KEY POINTS

  • Elon Musk thinks Bitcoin's white paper is "quite clever"
  • Musk said that crypto is an effective replacement for cash but not the primary
  • Musk said he is neither here nor there with Bitcoin

Elon Musk may have built businesses around technology, such as driverless electric-powered cars, an online bank, spacecraft, but one thing Musk is not particularly fond of is Bitcoin.

Musk sat down with the "Third Row Tesla Podcast" crew on Monday and talked about all things Elon in a two-hour-long session that covers only one part in perhaps a series of episodes. An hour and a half into the conversation, Musk was asked about Bitcoin and why he isn't too bullish on the first decentralized digital currency.
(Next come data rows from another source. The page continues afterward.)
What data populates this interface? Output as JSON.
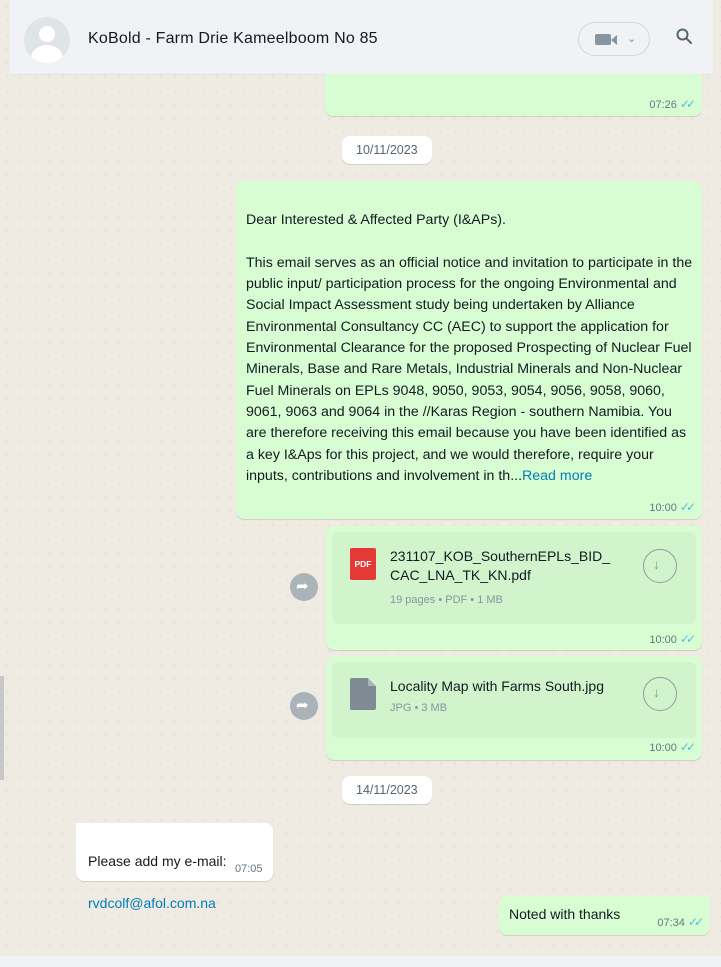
{
  "header": {
    "chat_title": "KoBold - Farm Drie Kameelboom No 85",
    "call_chevron": "⌄"
  },
  "colors": {
    "outgoing_bubble": "#d9fdd3",
    "incoming_bubble": "#ffffff",
    "read_ticks": "#53bdeb",
    "link": "#027eb5",
    "pdf_icon": "#e53935"
  },
  "messages": {
    "top_partial": {
      "time": "07:26",
      "ticks": "✓✓"
    },
    "date_1": "10/11/2023",
    "notice": {
      "text": "Dear Interested & Affected Party (I&APs).\n\nThis email serves as an official notice and invitation to participate in the public input/ participation process for the ongoing Environmental and Social Impact Assessment study being undertaken by Alliance Environmental Consultancy CC (AEC)  to support the application for Environmental Clearance for the proposed Prospecting of Nuclear Fuel Minerals, Base and Rare Metals, Industrial Minerals and Non-Nuclear Fuel Minerals on EPLs 9048, 9050, 9053, 9054, 9056, 9058, 9060, 9061, 9063 and 9064 in the //Karas Region -  southern Namibia. You are therefore receiving this email because you have been identified as a key I&Aps for this project, and we would therefore, require your inputs, contributions and involvement in th...",
      "read_more": "Read more",
      "time": "10:00",
      "ticks": "✓✓"
    },
    "doc_pdf": {
      "icon_label": "PDF",
      "name_line1": "231107_KOB_SouthernEPLs_BID_",
      "name_line2": "CAC_LNA_TK_KN.pdf",
      "info": "19 pages • PDF • 1 MB",
      "time": "10:00",
      "ticks": "✓✓"
    },
    "doc_jpg": {
      "name": "Locality Map with Farms South.jpg",
      "info": "JPG • 3 MB",
      "time": "10:00",
      "ticks": "✓✓"
    },
    "date_2": "14/11/2023",
    "incoming": {
      "line1": "Please add my e-mail:",
      "email": "rvdcolf@afol.com.na",
      "time": "07:05"
    },
    "reply": {
      "text": "Noted with thanks",
      "time": "07:34",
      "ticks": "✓✓"
    }
  }
}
Musk said that he isn't here nor there on Bitcoin, which is roughly the same stance that the Tesla CEO has had about the first crypto ever since its inception. He also joked about Bitcoin recently in a tweet, saying that Bitcoin is not his safeword.

But when it comes to BTC's structure, he said in the past that it was "quite brilliant," and that's synonymous with his response when asked in the podcast about what he thought of the white paper authored by Satoshi Nakamoto.
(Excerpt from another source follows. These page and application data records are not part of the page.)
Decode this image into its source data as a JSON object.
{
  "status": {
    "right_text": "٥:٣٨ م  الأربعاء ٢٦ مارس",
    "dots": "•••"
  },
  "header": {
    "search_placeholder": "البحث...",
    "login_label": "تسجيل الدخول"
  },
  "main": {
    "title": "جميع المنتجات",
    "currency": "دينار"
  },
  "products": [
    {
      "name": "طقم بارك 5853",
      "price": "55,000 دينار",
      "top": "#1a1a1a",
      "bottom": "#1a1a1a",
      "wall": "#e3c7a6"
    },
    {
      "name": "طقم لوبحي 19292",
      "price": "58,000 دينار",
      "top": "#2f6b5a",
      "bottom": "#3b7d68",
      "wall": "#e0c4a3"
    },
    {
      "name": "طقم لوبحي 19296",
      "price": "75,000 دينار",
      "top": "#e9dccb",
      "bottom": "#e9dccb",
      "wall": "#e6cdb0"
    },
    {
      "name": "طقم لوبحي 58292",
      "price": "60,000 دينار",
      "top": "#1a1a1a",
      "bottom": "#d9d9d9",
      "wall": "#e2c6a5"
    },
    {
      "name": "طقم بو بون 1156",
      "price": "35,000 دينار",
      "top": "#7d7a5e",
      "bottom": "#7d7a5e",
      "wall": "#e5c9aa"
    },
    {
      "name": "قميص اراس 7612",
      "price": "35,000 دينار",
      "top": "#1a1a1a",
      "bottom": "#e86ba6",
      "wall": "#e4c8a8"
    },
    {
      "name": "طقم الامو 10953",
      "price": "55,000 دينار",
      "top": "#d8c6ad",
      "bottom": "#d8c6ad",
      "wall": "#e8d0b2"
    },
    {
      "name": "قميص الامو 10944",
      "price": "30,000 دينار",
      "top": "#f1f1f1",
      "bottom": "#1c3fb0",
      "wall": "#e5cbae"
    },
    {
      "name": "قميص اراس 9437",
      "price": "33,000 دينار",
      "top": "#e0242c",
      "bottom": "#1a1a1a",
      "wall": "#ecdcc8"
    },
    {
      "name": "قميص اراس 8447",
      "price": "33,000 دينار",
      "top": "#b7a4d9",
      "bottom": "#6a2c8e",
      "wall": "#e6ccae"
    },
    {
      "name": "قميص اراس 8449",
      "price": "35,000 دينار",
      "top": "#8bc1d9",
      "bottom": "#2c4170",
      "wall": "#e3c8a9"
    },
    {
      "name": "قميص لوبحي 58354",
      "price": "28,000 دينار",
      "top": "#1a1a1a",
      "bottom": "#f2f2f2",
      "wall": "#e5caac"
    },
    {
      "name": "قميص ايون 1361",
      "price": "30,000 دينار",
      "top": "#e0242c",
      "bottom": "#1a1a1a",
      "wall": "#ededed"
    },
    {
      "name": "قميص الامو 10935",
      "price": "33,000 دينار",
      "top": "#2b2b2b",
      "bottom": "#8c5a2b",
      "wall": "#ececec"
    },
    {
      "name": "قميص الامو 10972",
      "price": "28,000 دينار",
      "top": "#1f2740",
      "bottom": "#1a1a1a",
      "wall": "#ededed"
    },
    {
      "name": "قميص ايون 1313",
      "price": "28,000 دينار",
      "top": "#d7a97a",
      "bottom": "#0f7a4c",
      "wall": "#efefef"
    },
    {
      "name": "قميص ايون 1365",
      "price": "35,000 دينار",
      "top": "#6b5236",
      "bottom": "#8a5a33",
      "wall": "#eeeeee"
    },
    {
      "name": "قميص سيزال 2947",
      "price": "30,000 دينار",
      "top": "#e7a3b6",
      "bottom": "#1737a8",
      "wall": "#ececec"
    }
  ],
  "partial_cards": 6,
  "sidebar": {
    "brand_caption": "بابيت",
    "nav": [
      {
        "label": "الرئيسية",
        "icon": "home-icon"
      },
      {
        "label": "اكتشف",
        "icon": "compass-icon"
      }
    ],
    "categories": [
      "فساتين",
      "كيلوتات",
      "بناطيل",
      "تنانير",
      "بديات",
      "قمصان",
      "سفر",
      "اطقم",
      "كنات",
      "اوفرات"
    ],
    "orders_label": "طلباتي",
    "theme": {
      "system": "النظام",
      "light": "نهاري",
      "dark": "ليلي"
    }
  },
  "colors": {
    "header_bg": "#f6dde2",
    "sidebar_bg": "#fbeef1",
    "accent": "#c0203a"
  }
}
It is worth noting that Musk was also suspected to be Nakamoto or at least the creator of Bitcoin. One former intern for Space X, Sahil Gupta, posted his arguments in a Hacker Noon post back in 2017 on why he thinks Musk is the Bitcoin inventor. Gupta cited Musk's understanding of economics and cryptography, as well as his mastery of the C++ coding, as reasons that qualify him to be the author of the Bitcoin 2008 paper.

But when it comes to becoming the world's reserve currency, Musk had this to say, "Where I see crypto as is effectively a replacement for cash."

"But not as a replacement for a primary — I do not see crypto being the primary database," he continued.

Musk also said that transactions in crypto are sometimes "not in the balance of the law" and serves as the bridge for illegal to legal transactions.

Musk ended his comments about the crypto with a reconciling statement, saying, "This is sometimes taken as being like I'm being judgmental about crypto, but it's actually — there are a lot of things that are illegal that shouldn't be illegal."

"I think sometimes governments have too many laws. They shouldn't have so many things that are illegal," he explained.